§ What you will do:
What is needed is every line of the material that contains "Freispiele".

§ Data:
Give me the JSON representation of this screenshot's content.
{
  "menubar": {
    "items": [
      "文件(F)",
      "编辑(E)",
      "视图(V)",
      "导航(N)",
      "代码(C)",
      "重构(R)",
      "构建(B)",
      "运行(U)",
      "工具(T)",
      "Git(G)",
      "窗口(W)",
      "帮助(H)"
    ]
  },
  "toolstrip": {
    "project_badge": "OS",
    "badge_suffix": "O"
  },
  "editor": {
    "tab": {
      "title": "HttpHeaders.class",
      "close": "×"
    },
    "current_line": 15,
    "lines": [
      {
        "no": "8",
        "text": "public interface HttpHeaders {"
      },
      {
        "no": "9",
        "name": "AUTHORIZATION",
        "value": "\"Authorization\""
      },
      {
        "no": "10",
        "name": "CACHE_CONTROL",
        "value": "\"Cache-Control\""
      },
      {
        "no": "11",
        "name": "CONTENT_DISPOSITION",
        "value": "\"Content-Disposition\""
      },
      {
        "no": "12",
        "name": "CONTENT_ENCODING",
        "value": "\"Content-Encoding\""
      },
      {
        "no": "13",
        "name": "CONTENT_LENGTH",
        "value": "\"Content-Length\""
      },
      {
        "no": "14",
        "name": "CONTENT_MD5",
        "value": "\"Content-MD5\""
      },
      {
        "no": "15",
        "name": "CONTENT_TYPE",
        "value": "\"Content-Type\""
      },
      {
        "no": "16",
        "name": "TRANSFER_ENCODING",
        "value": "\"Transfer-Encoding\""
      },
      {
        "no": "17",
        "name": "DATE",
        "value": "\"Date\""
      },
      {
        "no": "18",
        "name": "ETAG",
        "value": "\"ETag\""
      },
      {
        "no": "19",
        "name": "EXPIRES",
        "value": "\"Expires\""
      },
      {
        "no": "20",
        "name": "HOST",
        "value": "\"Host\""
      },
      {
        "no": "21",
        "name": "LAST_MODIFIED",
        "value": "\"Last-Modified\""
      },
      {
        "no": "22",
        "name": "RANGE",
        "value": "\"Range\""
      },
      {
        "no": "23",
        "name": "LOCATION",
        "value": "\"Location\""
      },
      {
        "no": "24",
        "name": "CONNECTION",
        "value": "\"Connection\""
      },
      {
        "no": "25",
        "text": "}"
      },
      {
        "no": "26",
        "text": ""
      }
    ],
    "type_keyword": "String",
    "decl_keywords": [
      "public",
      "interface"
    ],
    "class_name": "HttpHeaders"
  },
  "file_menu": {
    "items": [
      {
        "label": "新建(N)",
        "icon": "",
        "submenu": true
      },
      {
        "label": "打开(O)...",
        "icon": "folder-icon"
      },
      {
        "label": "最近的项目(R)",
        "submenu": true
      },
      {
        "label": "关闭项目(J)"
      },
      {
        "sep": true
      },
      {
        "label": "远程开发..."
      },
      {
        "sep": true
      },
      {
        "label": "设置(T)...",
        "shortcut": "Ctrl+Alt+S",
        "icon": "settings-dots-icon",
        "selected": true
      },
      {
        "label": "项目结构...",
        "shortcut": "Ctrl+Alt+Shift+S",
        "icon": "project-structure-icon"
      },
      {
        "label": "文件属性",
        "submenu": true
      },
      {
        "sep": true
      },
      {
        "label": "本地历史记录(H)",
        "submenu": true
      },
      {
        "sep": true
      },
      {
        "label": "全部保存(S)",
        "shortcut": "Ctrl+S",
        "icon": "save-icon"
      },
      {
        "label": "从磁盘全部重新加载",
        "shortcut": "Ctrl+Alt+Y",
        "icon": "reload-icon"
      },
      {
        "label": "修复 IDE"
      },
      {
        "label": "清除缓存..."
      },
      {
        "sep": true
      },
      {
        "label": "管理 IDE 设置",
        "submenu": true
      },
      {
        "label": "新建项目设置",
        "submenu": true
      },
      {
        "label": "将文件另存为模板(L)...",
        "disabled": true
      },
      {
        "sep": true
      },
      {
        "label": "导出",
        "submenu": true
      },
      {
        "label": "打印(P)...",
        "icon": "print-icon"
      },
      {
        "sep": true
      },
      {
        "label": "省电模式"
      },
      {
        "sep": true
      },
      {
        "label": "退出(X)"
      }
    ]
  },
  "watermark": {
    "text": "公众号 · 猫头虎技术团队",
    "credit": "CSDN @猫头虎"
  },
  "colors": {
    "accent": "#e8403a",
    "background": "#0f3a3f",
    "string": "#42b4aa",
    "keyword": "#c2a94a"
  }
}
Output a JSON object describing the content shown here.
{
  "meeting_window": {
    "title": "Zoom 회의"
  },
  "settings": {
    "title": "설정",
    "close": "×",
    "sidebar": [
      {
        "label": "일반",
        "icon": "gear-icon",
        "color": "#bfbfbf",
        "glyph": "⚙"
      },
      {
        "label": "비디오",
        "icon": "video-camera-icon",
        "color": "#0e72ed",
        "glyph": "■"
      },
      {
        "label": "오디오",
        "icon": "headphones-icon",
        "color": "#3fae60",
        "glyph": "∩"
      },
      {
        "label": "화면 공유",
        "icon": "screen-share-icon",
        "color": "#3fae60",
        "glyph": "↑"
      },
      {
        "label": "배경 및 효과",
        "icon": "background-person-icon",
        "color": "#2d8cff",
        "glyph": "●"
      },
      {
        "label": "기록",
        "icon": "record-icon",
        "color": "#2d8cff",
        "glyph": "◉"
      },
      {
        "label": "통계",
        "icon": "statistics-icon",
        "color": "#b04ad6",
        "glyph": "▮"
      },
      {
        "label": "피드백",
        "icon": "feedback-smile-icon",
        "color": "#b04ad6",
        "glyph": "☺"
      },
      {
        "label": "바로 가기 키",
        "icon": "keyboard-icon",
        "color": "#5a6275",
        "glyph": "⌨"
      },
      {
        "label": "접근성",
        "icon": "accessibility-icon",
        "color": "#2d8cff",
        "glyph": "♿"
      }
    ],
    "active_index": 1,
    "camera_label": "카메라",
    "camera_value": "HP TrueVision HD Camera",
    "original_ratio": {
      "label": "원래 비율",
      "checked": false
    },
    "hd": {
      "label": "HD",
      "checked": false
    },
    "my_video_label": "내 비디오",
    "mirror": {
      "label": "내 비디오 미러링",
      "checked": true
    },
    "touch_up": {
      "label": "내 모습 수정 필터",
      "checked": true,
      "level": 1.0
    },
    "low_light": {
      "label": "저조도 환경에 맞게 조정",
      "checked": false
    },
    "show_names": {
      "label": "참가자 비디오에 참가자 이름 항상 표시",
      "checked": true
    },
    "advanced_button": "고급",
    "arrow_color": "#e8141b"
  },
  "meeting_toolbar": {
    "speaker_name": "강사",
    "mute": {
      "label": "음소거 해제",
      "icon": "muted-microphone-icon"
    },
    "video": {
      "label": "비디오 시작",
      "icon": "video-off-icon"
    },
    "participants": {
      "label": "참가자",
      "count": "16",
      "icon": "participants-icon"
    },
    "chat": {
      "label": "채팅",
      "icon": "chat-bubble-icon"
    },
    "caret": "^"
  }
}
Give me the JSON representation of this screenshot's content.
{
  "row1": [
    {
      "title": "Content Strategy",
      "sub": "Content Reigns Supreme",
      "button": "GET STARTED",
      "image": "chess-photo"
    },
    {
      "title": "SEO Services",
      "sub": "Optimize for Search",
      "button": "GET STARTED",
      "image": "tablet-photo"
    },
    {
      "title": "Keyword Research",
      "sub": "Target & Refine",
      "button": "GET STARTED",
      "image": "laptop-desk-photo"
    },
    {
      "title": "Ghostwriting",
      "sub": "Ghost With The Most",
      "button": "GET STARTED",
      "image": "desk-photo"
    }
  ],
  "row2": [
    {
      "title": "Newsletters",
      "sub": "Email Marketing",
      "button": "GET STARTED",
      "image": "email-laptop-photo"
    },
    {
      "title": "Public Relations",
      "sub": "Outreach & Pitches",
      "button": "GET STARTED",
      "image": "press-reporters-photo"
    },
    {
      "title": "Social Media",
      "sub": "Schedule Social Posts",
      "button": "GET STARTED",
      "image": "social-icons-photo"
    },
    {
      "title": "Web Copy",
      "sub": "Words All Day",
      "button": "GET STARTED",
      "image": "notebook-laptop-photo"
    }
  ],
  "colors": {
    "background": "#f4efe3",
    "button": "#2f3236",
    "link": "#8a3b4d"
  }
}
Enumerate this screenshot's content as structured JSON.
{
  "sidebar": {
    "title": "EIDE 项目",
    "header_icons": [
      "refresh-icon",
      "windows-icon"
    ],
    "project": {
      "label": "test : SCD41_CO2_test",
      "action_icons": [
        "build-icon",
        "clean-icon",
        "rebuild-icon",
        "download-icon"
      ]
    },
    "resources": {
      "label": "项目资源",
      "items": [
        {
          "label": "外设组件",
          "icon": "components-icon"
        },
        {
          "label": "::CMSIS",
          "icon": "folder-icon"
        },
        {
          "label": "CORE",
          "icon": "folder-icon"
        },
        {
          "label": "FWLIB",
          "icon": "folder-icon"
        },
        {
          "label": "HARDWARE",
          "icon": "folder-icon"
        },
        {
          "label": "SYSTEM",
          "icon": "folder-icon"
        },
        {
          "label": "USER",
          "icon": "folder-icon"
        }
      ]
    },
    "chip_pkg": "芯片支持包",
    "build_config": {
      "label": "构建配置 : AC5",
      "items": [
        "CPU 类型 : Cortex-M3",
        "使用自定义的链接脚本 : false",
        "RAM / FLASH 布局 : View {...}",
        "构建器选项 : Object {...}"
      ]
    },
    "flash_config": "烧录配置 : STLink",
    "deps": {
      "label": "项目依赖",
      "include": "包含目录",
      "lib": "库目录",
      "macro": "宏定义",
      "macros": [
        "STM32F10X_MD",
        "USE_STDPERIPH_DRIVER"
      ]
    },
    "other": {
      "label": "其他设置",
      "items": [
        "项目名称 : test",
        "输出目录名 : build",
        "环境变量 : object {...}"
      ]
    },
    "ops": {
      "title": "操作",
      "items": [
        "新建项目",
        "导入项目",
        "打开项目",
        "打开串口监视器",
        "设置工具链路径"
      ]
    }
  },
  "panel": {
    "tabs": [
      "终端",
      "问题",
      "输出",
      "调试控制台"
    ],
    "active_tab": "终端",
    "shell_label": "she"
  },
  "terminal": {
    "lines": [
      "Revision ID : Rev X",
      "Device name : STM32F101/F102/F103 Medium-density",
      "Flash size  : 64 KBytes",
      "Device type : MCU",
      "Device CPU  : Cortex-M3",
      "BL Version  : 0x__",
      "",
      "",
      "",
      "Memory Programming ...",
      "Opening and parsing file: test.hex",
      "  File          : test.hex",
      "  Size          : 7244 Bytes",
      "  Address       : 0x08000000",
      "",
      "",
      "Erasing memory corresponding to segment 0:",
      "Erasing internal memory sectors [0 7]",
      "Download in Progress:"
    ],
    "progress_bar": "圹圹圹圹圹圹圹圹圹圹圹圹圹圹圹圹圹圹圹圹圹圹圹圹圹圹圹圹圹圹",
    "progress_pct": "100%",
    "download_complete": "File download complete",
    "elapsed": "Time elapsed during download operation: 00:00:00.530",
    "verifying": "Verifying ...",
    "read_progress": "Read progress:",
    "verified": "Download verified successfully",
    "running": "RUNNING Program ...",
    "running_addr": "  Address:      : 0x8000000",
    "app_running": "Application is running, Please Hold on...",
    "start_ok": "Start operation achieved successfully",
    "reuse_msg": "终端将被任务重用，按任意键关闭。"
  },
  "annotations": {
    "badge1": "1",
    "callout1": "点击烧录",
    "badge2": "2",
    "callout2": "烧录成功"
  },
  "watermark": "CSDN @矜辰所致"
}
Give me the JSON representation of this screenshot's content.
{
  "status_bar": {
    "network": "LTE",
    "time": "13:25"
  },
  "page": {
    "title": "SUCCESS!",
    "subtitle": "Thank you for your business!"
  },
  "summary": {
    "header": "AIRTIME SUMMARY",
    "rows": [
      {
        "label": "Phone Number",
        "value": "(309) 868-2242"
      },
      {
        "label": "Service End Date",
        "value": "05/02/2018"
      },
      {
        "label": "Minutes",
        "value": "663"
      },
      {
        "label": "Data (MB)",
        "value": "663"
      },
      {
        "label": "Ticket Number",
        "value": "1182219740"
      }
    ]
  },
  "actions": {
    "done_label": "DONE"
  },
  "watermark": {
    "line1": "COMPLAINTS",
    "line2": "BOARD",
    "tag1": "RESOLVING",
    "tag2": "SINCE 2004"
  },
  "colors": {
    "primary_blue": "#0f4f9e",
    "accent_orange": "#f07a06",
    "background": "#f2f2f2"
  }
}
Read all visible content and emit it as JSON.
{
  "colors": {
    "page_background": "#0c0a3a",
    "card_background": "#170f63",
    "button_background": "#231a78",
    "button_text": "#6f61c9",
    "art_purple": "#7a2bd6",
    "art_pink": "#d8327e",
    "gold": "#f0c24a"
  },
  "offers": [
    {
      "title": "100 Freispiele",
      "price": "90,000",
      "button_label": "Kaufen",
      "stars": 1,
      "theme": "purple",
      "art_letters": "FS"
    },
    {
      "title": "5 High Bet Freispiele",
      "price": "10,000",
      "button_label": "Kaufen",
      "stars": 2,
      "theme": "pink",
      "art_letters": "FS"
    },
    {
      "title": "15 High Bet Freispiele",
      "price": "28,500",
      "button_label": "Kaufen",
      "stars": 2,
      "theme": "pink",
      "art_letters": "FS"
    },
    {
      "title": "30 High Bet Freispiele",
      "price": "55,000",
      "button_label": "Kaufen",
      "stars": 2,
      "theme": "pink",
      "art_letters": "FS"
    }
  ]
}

§ Task solution:
      "title": "100 Freispiele",
      "title": "5 High Bet Freispiele",
      "title": "15 High Bet Freispiele",
      "title": "30 High Bet Freispiele",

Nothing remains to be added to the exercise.